It's a real pleasure to work now in FontStruct! And here we are a lot of new challenges too. PS for the beginners: Just only let the basic square and try the other bricks... It's amazing, believe me!
I decided to be laynecom for a day, and this is the result. Didn't have time for numbers and punctuation though, unfortunately...
Some alternates available in Extended Latin A. Suggestions and critiques encouraged, as always. Thanks and enjoy!
More of an experiment than an attempt at an amazing typeface, but I thought it'd be a fun entry nonetheless. Don't let the creation date fool you: I started this design in early 2014. There were many issues that had to be remedied before publishing, most notably the lack of characters and major discrepancies between the shapes of serifs (some were entirely triangular, others entirely curved). It's still heavily a work in progress. Suggestions are encouraged, especially for the Q and punctuation. Thanks and enjoy!This is a clone
(This font is dedicated to my dear friend Miguel and his wife María. Miguel just died on 26/may/2012. ¡Nunca te olvidaremos, compañero!)
Work in progress (kerning and more glyphs to come).
My first entry for Serifcomp. Originally created in 2013, when I still had little knowledge about the finer details of type design. I've made major changes to the original design while trying not to lose its original feel (avoiding diagonal strokes, for example). I ended up making major changes to M, Q, T, W, f, k, m, q, r, t, and w, and minor changes to a bunch more; a ton of kerning was also required. It's not very polished yet, but it's a start...
Some alternates are available in Latin Extended A. As always, suggestions and critiques are welcome. Thanks and enjoy!
Based on the Timerider logo. This is definitely the most difficult font I've made - don't know if I can finish the accents and punctuation.
A wicked track-looking font with every letter at least has a 180-degree-flip pair. Perfect for ambigram.
" ( " for left line cap
" ) " for right line cap
"space" for extending the lineThis is a clone

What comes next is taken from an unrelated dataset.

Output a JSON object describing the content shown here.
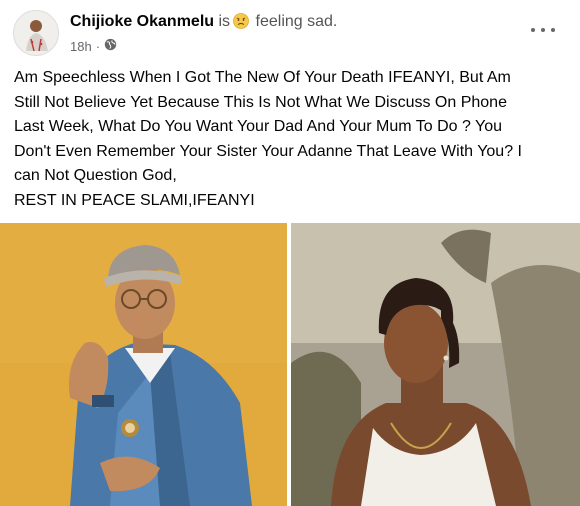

It's Summertime! You know what that means: no school and more time to work on stuff I love to do, like this! Just found out about this new feature and decided to make a quick font out of it!

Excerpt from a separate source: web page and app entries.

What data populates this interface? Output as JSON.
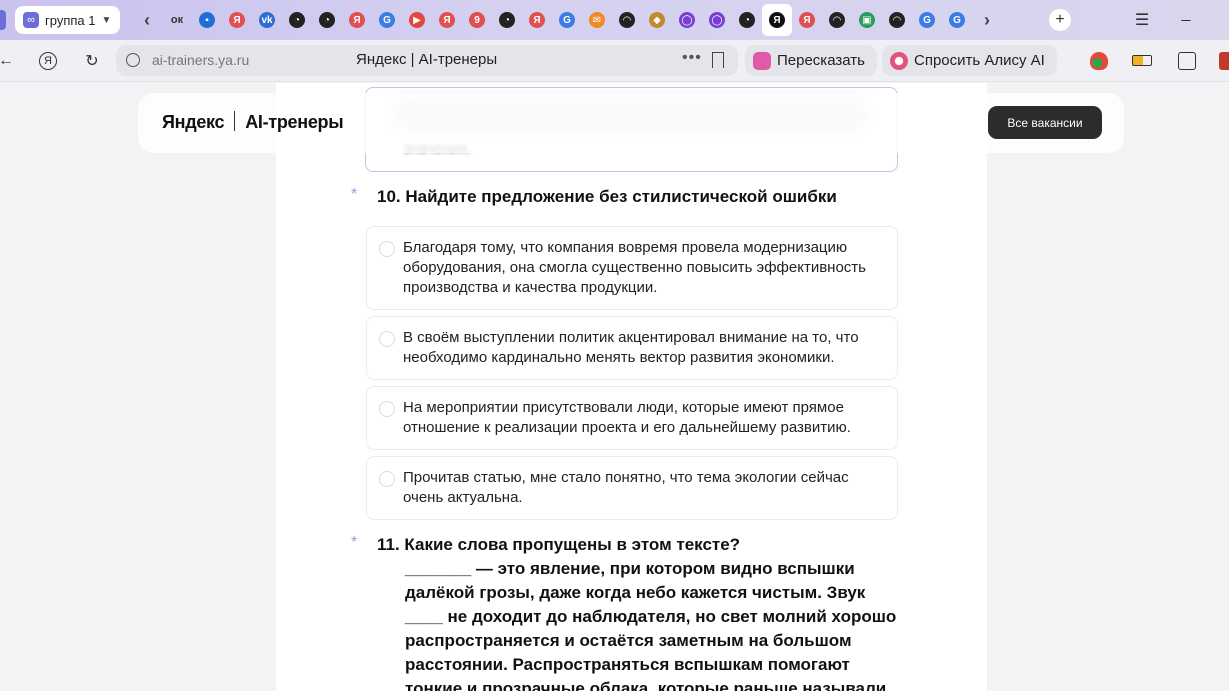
{
  "tabbar": {
    "active_tab_label": "группа 1",
    "active_tab_icon": "∞",
    "tab_icons": [
      {
        "name": "back-tabs-icon",
        "glyph": "‹",
        "color": "#444"
      },
      {
        "name": "ok-tab-icon",
        "glyph": "ок",
        "color": "#333"
      },
      {
        "name": "chat-tab-icon",
        "glyph": "▪",
        "color": "#1f6fd6"
      },
      {
        "name": "yandex-tab-icon",
        "glyph": "Я",
        "color": "#e0504e"
      },
      {
        "name": "vk-tab-icon",
        "glyph": "vk",
        "color": "#2a6fd0"
      },
      {
        "name": "clock-tab-icon",
        "glyph": "◔",
        "color": "#222"
      },
      {
        "name": "clock-tab-icon",
        "glyph": "◔",
        "color": "#222"
      },
      {
        "name": "yandex-tab-icon",
        "glyph": "Я",
        "color": "#e0504e"
      },
      {
        "name": "google-tab-icon",
        "glyph": "G",
        "color": "#3b7de3"
      },
      {
        "name": "video-tab-icon",
        "glyph": "▶",
        "color": "#e2463f"
      },
      {
        "name": "yandex-tab-icon",
        "glyph": "Я",
        "color": "#e0504e"
      },
      {
        "name": "nine-tab-icon",
        "glyph": "9",
        "color": "#e0504e"
      },
      {
        "name": "clock-tab-icon",
        "glyph": "◔",
        "color": "#222"
      },
      {
        "name": "yandex-tab-icon",
        "glyph": "Я",
        "color": "#e0504e"
      },
      {
        "name": "google-tab-icon",
        "glyph": "G",
        "color": "#3b7de3"
      },
      {
        "name": "mail-tab-icon",
        "glyph": "✉",
        "color": "#f08a24"
      },
      {
        "name": "alice-tab-icon",
        "glyph": "◠",
        "color": "#222"
      },
      {
        "name": "gallery-tab-icon",
        "glyph": "◆",
        "color": "#c28a2d"
      },
      {
        "name": "ring-tab-icon",
        "glyph": "◯",
        "color": "#7a3fd0"
      },
      {
        "name": "ring-tab-icon",
        "glyph": "◯",
        "color": "#7a3fd0"
      },
      {
        "name": "clock-tab-icon",
        "glyph": "◔",
        "color": "#222"
      },
      {
        "name": "yandex-selected-tab-icon",
        "glyph": "Я",
        "color": "#111"
      },
      {
        "name": "yandex-tab-icon",
        "glyph": "Я",
        "color": "#e0504e"
      },
      {
        "name": "alice-tab-icon",
        "glyph": "◠",
        "color": "#222"
      },
      {
        "name": "photo-tab-icon",
        "glyph": "▣",
        "color": "#2a9d5c"
      },
      {
        "name": "alice-tab-icon",
        "glyph": "◠",
        "color": "#222"
      },
      {
        "name": "google-tab-icon",
        "glyph": "G",
        "color": "#3b7de3"
      },
      {
        "name": "google-tab-icon",
        "glyph": "G",
        "color": "#3b7de3"
      },
      {
        "name": "forward-tabs-icon",
        "glyph": "›",
        "color": "#444"
      }
    ],
    "new_tab_glyph": "+",
    "menu_glyph": "☰",
    "minimize_glyph": "_"
  },
  "addressbar": {
    "url": "ai-trainers.ya.ru",
    "page_title": "Яндекс | AI-тренеры",
    "retell_label": "Пересказать",
    "ask_alice_label": "Спросить Алису AI"
  },
  "header": {
    "logo_brand": "Яндекс",
    "logo_product": "AI-тренеры",
    "vacancies_button": "Все вакансии"
  },
  "prev_option_tail": "значения.",
  "question10": {
    "star": "*",
    "title": "10. Найдите предложение без стилистической ошибки",
    "options": [
      "Благодаря тому, что компания вовремя провела модернизацию оборудования, она смогла существенно повысить эффективность производства и качества продукции.",
      "В своём выступлении политик акцентировал внимание на то, что необходимо кардинально менять вектор развития экономики.",
      "На мероприятии присутствовали люди, которые имеют прямое отношение к реализации проекта и его дальнейшему развитию.",
      "Прочитав статью, мне стало понятно, что тема экологии сейчас очень актуальна."
    ]
  },
  "question11": {
    "star": "*",
    "title": "11. Какие слова пропущены в этом тексте?",
    "body": "_______ — это явление, при котором видно вспышки далёкой грозы, даже когда небо кажется чистым. Звук ____ не доходит до наблюдателя, но свет молний хорошо распространяется и остаётся заметным на большом расстоянии. Распространяться вспышкам помогают тонкие и прозрачные облака, которые раньше называли «кисейными»."
  }
}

A lot has happened since I opened this account. Six birthdays, a life-changing diagnosis, other pivotal life events. Well, this may very well be my last post on here. With the start of a new chapter in life - getting a job, starting a business, volunteering, schoolwork, etc. - I've no more time to really work on these like I used to when I was, say, eleven. I hope y'all understand and I wish y'all the best. Thanks ~
While suffering some serious fonter's block, here's another "wonky" experiment: this time, based on my "21st Century Dot Matrix" font. Random numbers were used to determine each dot's nudged position for the vertical (–½ / –¼ / 0 / +¼ / +½), and another set of random numbers for the horizontal. Each position had an equal 20% chance of placement.

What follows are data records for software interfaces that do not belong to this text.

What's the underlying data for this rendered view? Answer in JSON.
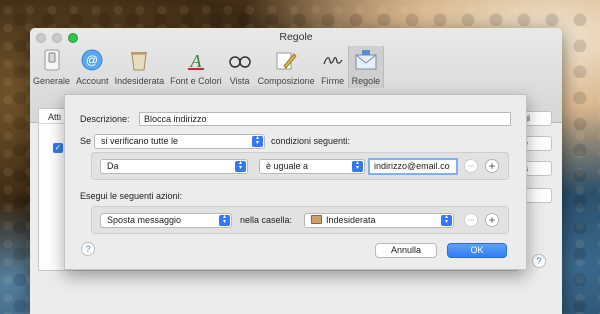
{
  "window": {
    "title": "Regole",
    "traffic_lights": {
      "close_color": "#c9c9c9",
      "minimize_color": "#c9c9c9",
      "zoom_color": "#35c24a"
    }
  },
  "toolbar": {
    "items": [
      {
        "label": "Generale",
        "icon": "switch-icon",
        "active": false
      },
      {
        "label": "Account",
        "icon": "at-sign-icon",
        "active": false
      },
      {
        "label": "Indesiderata",
        "icon": "trash-junk-icon",
        "active": false
      },
      {
        "label": "Font e Colori",
        "icon": "font-icon",
        "active": false
      },
      {
        "label": "Vista",
        "icon": "glasses-icon",
        "active": false
      },
      {
        "label": "Composizione",
        "icon": "pencil-icon",
        "active": false
      },
      {
        "label": "Firme",
        "icon": "signature-icon",
        "active": false
      },
      {
        "label": "Regole",
        "icon": "rules-envelope-icon",
        "active": true
      }
    ]
  },
  "rules_list": {
    "column_header": "Atti",
    "side_buttons": [
      "gi",
      "e",
      "a",
      "i"
    ]
  },
  "sheet": {
    "description_label": "Descrizione:",
    "description_value": "Blocca indirizzo",
    "if_label": "Se",
    "condition_mode": "si verificano tutte le",
    "conditions_suffix": "condizioni seguenti:",
    "condition": {
      "field": "Da",
      "operator": "è uguale a",
      "value": "indirizzo@email.co"
    },
    "actions_label": "Esegui le seguenti azioni:",
    "action": {
      "type": "Sposta messaggio",
      "mailbox_label": "nella casella:",
      "mailbox": "Indesiderata"
    },
    "cancel_label": "Annulla",
    "ok_label": "OK",
    "help_label": "?",
    "remove_symbol": "−",
    "add_symbol": "+"
  },
  "colors": {
    "accent": "#2f7ef3",
    "focus_ring": "#7fb0f5"
  }
}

On the previous "wonky" font ("Wonky Pins"), I adjusted some dots manually to be more visually pleasing, but I refrained from doing that here. Because so many dots were nudged to extreme positions (–½ & +½ vertically and horizontally) WITHOUT further adjustment, the printed text is still legible but definitely not as refined at "Wonky Pins"...
This typeface was also based on 2 sets of dots this time: one randomized set for an even number of dots across a row (6 or 8), and the other set for an odd number of dots (7). Sometimes, even dots and odd dots are used together on the same row in order to match the placement in the original design. These blocks are present in the "À" position. A slightly larger generic block in position "Á" is only present to prevent word processors from 'cutting off' dots nudged too far vertically up or down; initial test printings resulted in ½ dots being printed at those extremes.
Perhaps another "wonky" experiment will place the extreme ends at a lower chance of occurance (perhaps 10%) while the other three (–¼ / 0 / +¼) more at likely at 26.67% each. Or perhaps an even higher chance that the dot is not even nudged at all, with lower likelihoods as you move outwards to the extremes. This might alleviate the need for any manual adjustments, yet still get the point across that something... something has gone wonky with the printer...